DATA FOR THIS TASK:
-=-=-
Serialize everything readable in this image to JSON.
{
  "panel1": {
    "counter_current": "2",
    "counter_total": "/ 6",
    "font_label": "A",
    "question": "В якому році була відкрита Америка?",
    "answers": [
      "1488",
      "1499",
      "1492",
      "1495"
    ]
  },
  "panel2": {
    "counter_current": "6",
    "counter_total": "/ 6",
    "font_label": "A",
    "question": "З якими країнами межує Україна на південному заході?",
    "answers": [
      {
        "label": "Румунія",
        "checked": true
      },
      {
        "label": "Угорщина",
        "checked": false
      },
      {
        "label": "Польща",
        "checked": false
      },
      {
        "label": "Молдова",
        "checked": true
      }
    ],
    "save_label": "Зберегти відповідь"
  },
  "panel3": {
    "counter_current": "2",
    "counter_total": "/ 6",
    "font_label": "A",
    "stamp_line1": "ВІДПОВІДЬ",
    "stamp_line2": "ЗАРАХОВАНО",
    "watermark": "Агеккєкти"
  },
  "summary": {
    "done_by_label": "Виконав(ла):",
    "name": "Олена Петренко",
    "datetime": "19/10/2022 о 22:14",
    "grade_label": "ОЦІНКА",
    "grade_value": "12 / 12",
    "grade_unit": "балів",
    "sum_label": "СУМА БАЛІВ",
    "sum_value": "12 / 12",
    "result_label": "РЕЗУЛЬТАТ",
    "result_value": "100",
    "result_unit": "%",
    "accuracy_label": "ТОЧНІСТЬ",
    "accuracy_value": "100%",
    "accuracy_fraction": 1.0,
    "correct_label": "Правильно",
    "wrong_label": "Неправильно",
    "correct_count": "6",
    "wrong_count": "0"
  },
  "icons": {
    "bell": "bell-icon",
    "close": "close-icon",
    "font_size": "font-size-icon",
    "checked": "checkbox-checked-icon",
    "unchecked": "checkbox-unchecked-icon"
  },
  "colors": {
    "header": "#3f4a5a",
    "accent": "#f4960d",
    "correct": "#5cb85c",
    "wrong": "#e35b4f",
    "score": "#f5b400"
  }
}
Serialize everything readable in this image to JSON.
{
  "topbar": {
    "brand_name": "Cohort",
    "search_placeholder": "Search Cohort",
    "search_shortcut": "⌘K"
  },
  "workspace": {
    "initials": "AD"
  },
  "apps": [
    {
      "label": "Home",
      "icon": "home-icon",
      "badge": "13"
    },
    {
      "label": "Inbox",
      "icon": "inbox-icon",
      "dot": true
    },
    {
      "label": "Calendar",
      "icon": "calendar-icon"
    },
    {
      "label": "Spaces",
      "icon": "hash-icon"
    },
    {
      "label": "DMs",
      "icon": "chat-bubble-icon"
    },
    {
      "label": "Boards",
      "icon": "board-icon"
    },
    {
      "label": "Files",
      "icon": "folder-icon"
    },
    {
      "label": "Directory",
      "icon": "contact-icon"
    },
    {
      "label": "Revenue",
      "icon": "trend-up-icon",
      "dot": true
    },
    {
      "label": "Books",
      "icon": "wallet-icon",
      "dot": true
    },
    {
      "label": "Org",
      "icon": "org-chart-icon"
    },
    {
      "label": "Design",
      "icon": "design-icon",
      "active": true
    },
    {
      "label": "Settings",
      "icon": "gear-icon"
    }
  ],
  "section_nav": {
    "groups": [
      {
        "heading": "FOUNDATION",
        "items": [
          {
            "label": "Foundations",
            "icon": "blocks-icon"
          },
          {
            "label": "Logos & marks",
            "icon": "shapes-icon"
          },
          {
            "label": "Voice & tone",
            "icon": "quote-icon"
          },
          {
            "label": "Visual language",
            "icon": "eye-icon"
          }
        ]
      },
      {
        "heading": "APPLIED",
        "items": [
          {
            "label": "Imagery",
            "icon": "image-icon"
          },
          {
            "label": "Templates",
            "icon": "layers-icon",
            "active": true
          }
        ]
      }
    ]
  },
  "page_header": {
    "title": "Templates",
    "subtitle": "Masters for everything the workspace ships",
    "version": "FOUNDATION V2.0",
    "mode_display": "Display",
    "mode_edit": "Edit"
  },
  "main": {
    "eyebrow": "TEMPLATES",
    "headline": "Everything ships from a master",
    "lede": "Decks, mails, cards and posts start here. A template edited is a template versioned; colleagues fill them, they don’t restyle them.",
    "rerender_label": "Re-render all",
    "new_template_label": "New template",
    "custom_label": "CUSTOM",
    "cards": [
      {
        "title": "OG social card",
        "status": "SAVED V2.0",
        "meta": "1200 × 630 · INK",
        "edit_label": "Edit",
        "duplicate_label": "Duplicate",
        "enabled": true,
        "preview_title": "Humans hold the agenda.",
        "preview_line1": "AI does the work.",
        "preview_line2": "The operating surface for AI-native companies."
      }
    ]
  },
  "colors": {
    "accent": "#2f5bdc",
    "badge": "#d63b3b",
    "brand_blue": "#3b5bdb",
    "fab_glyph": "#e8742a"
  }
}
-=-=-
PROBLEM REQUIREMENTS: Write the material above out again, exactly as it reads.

TASK SOLUTION:
Serialize everything readable in this image to JSON.
{
  "panel1": {
    "counter_current": "2",
    "counter_total": "/ 6",
    "font_label": "A",
    "question": "В якому році була відкрита Америка?",
    "answers": [
      "1488",
      "1499",
      "1492",
      "1495"
    ]
  },
  "panel2": {
    "counter_current": "6",
    "counter_total": "/ 6",
    "font_label": "A",
    "question": "З якими країнами межує Україна на південному заході?",
    "answers": [
      {
        "label": "Румунія",
        "checked": true
      },
      {
        "label": "Угорщина",
        "checked": false
      },
      {
        "label": "Польща",
        "checked": false
      },
      {
        "label": "Молдова",
        "checked": true
      }
    ],
    "save_label": "Зберегти відповідь"
  },
  "panel3": {
    "counter_current": "2",
    "counter_total": "/ 6",
    "font_label": "A",
    "stamp_line1": "ВІДПОВІДЬ",
    "stamp_line2": "ЗАРАХОВАНО",
    "watermark": "Агеккєкти"
  },
  "summary": {
    "done_by_label": "Виконав(ла):",
    "name": "Олена Петренко",
    "datetime": "19/10/2022 о 22:14",
    "grade_label": "ОЦІНКА",
    "grade_value": "12 / 12",
    "grade_unit": "балів",
    "sum_label": "СУМА БАЛІВ",
    "sum_value": "12 / 12",
    "result_label": "РЕЗУЛЬТАТ",
    "result_value": "100",
    "result_unit": "%",
    "accuracy_label": "ТОЧНІСТЬ",
    "accuracy_value": "100%",
    "accuracy_fraction": 1.0,
    "correct_label": "Правильно",
    "wrong_label": "Неправильно",
    "correct_count": "6",
    "wrong_count": "0"
  },
  "icons": {
    "bell": "bell-icon",
    "close": "close-icon",
    "font_size": "font-size-icon",
    "checked": "checkbox-checked-icon",
    "unchecked": "checkbox-unchecked-icon"
  },
  "colors": {
    "header": "#3f4a5a",
    "accent": "#f4960d",
    "correct": "#5cb85c",
    "wrong": "#e35b4f",
    "score": "#f5b400"
  }
}
Serialize everything readable in this image to JSON.
{
  "topbar": {
    "brand_name": "Cohort",
    "search_placeholder": "Search Cohort",
    "search_shortcut": "⌘K"
  },
  "workspace": {
    "initials": "AD"
  },
  "apps": [
    {
      "label": "Home",
      "icon": "home-icon",
      "badge": "13"
    },
    {
      "label": "Inbox",
      "icon": "inbox-icon",
      "dot": true
    },
    {
      "label": "Calendar",
      "icon": "calendar-icon"
    },
    {
      "label": "Spaces",
      "icon": "hash-icon"
    },
    {
      "label": "DMs",
      "icon": "chat-bubble-icon"
    },
    {
      "label": "Boards",
      "icon": "board-icon"
    },
    {
      "label": "Files",
      "icon": "folder-icon"
    },
    {
      "label": "Directory",
      "icon": "contact-icon"
    },
    {
      "label": "Revenue",
      "icon": "trend-up-icon",
      "dot": true
    },
    {
      "label": "Books",
      "icon": "wallet-icon",
      "dot": true
    },
    {
      "label": "Org",
      "icon": "org-chart-icon"
    },
    {
      "label": "Design",
      "icon": "design-icon",
      "active": true
    },
    {
      "label": "Settings",
      "icon": "gear-icon"
    }
  ],
  "section_nav": {
    "groups": [
      {
        "heading": "FOUNDATION",
        "items": [
          {
            "label": "Foundations",
            "icon": "blocks-icon"
          },
          {
            "label": "Logos & marks",
            "icon": "shapes-icon"
          },
          {
            "label": "Voice & tone",
            "icon": "quote-icon"
          },
          {
            "label": "Visual language",
            "icon": "eye-icon"
          }
        ]
      },
      {
        "heading": "APPLIED",
        "items": [
          {
            "label": "Imagery",
            "icon": "image-icon"
          },
          {
            "label": "Templates",
            "icon": "layers-icon",
            "active": true
          }
        ]
      }
    ]
  },
  "page_header": {
    "title": "Templates",
    "subtitle": "Masters for everything the workspace ships",
    "version": "FOUNDATION V2.0",
    "mode_display": "Display",
    "mode_edit": "Edit"
  },
  "main": {
    "eyebrow": "TEMPLATES",
    "headline": "Everything ships from a master",
    "lede": "Decks, mails, cards and posts start here. A template edited is a template versioned; colleagues fill them, they don’t restyle them.",
    "rerender_label": "Re-render all",
    "new_template_label": "New template",
    "custom_label": "CUSTOM",
    "cards": [
      {
        "title": "OG social card",
        "status": "SAVED V2.0",
        "meta": "1200 × 630 · INK",
        "edit_label": "Edit",
        "duplicate_label": "Duplicate",
        "enabled": true,
        "preview_title": "Humans hold the agenda.",
        "preview_line1": "AI does the work.",
        "preview_line2": "The operating surface for AI-native companies."
      }
    ]
  },
  "colors": {
    "accent": "#2f5bdc",
    "badge": "#d63b3b",
    "brand_blue": "#3b5bdb",
    "fab_glyph": "#e8742a"
  }
}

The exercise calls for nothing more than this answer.